As a certified Disney fan, I grew up watching all of the films more times than I can count. I was obsessed with the princesses, and, of course, I had a favorite: Ariel. Many little girls are infatuated by The Little Mermaid, and why shouldn't they be? She had a gorgeous singing voice and a caring father, was friends with fun underwater creatures, and she successfully got away with breaking the rules and going to the surface. Ariel also got to brush her gorgeous red hair with a dinglehopper. And who the hell can pull off bangs like that?
But Ariel's life goal became marrying a handsome prince — and she sacrificed her family, her friends, and even her talent when she gave away her voice to accomplish it. Mindy Kaling summed up the problematic nature of this plot perfectly, slapping her hilarious humor and wit on the topic, at POPSUGAR Play/Ground, where she chatted with journalist Elaine Welteroth on stage during the Smart Girls Win panel.
"The Little Mermaid is a little problematic to me. I love the songs, I love the crab, Ursula the Sea Witch is a great character, but it bums me out looking back on it because she gave up her voice and left her family and friends in pursuit of a man. And she's 16 years old. When my daughter and I watch it together and she gets older, I'll still let her watch it, but I'll have to do the running commentary of like, 'You don't have to be mute to attract a man and get all your dreams to come true. It's fine! The people in your life who are your enemies are not just an older woman who's jealous of your beauty. The ultimate dream in life is not to become married to a white prince.'"
While she also acknowledged the incredible films Disney's putting out today, like Coco and A Wrinkle in Time, in which she starred, Mindy hit the nail on the head when it comes to The Little Mermaid and its slightly outdated story. That doesn't mean it's a red flag if your kid says she or he loves princess Ariel. I turned out fine, and I'm sure Mindy's adorable daughter Katherine will, too.
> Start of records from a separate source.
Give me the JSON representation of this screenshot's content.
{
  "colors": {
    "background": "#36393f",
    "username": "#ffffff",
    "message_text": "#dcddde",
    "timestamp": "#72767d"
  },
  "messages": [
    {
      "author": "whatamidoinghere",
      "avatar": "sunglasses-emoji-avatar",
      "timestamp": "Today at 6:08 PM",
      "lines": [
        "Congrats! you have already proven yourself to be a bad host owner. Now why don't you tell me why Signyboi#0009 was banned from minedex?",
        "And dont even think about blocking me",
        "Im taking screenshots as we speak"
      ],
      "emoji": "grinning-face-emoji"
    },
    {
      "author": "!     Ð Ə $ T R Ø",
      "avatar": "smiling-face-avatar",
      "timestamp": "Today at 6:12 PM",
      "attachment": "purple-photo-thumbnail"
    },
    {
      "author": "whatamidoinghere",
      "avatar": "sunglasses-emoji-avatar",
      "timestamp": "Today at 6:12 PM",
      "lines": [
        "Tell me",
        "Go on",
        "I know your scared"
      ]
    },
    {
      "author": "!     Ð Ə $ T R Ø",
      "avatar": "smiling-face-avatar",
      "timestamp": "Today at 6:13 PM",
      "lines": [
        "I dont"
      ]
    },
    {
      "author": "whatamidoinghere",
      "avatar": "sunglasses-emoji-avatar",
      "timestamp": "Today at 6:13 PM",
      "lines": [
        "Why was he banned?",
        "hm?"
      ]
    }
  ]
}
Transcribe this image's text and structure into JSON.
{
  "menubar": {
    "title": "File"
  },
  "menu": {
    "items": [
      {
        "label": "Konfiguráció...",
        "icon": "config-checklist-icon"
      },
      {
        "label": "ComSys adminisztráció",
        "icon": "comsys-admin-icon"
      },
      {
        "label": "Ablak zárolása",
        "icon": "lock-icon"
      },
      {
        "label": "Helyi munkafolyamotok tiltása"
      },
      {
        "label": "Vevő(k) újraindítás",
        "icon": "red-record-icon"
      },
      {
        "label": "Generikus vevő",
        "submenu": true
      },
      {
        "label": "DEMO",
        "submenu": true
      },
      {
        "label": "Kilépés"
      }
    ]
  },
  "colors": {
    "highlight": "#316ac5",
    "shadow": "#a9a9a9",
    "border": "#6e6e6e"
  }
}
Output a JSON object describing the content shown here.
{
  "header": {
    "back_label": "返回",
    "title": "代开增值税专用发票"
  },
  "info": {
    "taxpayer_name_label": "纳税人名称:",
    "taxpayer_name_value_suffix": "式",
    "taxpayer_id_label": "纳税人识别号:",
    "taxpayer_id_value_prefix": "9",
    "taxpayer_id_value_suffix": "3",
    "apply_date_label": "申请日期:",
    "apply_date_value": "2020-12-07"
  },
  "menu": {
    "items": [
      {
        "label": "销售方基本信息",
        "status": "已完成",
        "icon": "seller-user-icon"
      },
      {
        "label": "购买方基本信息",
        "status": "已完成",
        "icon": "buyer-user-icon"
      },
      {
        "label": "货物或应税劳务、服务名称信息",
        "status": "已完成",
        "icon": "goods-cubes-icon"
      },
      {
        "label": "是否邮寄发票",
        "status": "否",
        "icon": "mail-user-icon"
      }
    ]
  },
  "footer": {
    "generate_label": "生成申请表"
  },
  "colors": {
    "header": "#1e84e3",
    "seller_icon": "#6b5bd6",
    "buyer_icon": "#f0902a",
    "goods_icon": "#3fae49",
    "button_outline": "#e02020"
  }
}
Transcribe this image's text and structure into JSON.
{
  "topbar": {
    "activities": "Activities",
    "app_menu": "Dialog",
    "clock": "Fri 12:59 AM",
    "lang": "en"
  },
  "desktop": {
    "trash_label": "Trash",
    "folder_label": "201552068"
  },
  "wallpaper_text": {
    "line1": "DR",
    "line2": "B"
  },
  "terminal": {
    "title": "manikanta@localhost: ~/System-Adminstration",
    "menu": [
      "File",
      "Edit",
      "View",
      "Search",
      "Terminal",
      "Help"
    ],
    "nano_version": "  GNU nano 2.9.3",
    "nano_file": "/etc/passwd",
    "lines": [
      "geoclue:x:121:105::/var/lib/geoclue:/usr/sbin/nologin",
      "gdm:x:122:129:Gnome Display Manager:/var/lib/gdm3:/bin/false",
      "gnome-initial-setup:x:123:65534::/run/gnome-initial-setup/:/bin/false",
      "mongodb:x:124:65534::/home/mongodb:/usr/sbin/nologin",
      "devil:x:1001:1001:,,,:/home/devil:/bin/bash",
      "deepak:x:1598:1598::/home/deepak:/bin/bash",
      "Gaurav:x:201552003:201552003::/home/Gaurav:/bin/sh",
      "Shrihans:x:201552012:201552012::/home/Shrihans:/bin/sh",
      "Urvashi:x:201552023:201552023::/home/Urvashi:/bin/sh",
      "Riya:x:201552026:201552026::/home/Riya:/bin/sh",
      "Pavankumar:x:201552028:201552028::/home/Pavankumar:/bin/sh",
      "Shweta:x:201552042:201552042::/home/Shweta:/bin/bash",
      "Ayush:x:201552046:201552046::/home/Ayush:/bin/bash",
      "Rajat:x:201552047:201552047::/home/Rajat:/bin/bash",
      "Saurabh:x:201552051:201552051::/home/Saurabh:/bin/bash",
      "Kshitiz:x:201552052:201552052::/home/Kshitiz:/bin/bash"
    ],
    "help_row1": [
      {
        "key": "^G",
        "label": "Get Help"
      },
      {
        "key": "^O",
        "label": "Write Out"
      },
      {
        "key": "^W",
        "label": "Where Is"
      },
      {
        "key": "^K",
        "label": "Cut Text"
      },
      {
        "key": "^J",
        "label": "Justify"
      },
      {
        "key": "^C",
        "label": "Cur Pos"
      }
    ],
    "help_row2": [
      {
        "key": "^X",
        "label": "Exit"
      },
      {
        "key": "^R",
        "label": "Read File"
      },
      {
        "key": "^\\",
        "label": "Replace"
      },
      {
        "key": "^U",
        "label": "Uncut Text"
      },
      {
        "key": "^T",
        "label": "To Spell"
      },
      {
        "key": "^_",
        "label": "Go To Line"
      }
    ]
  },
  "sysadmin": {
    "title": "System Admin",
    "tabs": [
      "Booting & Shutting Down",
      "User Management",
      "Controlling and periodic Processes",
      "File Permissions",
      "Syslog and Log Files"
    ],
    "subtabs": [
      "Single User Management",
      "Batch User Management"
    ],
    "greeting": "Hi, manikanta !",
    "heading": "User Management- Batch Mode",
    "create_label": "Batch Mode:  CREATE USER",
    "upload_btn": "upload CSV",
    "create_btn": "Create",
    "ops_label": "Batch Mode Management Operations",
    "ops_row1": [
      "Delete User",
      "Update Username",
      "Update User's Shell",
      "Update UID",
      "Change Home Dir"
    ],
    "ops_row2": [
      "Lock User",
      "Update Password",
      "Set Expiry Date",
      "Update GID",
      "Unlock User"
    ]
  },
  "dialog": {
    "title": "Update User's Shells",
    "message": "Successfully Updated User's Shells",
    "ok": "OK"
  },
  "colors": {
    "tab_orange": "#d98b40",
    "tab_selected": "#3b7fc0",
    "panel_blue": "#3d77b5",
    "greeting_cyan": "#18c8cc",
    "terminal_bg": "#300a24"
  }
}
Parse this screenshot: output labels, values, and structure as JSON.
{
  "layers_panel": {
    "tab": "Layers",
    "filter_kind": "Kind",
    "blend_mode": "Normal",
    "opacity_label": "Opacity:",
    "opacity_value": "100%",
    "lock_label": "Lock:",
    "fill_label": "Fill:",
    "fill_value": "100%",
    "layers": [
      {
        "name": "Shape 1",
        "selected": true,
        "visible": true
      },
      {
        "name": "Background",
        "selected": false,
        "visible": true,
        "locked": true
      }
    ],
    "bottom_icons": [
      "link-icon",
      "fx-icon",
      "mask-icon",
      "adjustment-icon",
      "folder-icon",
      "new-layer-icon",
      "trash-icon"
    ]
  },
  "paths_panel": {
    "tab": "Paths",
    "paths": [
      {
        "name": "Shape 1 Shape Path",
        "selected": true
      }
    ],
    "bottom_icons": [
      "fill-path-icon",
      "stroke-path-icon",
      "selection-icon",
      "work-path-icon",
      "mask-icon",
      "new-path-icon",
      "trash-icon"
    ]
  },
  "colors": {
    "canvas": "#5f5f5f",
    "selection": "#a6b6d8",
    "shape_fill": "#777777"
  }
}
There's no way Mindy won't raise a confident young woman who values strong relationships and her many capabilities and talents.
But that's just the thing — like Mindy says, it's important to teach this lesson to children. More important, while we've got nothing against Disney's older tales, let's rally behind telling some new ones — ones that feature a diverse cast or set of characters and shed light on even more empowering goals little girls can set for themselves. I'm lucky I had a mom like Mindy, who eventually made sure I understood that my voice isn't just to cherish but to use loudly and proudly to make a statement. Although, I have to admit, I think I might still spend a day in Ariel's tail. I'm still allowed to be enchanted by mermaids, OK?